**Records for this exercise**
....

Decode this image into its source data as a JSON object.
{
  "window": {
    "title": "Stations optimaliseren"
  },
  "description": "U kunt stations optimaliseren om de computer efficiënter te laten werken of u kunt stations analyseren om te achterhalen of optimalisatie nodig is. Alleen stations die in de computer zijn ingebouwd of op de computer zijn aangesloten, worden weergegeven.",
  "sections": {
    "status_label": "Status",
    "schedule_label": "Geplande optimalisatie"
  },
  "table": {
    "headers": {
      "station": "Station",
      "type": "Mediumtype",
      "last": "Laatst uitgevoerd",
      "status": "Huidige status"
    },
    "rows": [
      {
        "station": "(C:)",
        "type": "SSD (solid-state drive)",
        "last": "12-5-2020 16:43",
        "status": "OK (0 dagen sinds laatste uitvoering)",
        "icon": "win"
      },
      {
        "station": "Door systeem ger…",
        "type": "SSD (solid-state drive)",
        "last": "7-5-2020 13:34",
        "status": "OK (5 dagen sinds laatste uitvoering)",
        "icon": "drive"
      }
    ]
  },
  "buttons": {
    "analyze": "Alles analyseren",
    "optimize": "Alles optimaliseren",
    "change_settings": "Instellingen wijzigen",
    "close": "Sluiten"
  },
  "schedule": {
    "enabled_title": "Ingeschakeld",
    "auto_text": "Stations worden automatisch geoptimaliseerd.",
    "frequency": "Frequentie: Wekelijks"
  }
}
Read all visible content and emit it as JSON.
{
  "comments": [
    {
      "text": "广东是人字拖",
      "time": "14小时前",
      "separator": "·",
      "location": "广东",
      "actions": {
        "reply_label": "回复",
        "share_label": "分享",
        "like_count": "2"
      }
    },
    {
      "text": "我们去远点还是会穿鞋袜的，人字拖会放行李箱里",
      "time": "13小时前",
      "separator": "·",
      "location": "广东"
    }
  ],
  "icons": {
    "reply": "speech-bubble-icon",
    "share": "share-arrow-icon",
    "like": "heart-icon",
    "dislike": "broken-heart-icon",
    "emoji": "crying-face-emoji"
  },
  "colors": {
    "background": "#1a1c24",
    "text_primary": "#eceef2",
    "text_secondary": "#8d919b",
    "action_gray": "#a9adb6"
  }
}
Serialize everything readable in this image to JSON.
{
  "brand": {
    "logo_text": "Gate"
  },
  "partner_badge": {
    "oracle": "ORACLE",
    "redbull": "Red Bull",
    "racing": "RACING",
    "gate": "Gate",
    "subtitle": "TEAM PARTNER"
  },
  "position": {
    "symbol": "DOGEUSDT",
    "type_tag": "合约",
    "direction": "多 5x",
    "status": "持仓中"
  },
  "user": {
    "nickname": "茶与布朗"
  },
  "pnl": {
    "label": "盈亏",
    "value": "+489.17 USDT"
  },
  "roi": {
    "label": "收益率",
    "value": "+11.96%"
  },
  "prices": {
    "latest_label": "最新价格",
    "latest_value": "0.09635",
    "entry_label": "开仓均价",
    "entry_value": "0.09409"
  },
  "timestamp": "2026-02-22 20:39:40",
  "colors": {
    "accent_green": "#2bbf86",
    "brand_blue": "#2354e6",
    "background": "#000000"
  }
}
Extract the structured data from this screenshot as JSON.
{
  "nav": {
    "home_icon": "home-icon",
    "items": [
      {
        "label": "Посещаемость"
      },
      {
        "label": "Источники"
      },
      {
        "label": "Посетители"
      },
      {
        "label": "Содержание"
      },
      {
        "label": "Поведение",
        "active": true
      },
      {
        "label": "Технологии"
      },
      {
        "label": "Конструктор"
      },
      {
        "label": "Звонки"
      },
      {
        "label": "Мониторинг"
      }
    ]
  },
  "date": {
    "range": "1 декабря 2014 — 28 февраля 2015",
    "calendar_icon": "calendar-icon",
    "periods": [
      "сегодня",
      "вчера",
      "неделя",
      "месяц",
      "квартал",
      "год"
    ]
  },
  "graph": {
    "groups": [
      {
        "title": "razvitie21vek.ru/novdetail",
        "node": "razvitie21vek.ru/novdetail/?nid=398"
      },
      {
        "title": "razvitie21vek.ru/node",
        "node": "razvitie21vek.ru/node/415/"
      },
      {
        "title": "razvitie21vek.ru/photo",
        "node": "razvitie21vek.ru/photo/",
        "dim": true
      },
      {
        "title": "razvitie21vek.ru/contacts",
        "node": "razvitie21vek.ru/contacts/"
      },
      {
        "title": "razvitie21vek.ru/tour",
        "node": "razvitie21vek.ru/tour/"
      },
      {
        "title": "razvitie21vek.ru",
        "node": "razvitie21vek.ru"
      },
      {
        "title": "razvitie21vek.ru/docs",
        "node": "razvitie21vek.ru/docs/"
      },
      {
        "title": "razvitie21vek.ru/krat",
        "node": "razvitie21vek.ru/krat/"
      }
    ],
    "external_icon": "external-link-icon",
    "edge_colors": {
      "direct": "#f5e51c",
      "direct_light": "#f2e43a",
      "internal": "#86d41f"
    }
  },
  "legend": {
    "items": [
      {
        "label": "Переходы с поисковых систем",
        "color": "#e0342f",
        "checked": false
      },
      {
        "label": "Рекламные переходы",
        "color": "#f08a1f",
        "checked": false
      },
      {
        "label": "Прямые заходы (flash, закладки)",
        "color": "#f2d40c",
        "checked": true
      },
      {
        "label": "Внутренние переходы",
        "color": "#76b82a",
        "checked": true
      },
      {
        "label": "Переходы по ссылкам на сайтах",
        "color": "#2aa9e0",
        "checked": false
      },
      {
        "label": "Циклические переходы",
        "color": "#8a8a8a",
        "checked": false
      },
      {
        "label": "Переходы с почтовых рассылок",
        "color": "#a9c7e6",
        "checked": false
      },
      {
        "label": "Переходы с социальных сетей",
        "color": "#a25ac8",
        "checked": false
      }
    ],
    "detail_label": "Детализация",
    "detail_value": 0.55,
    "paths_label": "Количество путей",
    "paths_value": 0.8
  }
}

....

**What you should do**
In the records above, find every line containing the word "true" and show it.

**Solution**
        "active": true
        "dim": true
        "checked": true
        "checked": true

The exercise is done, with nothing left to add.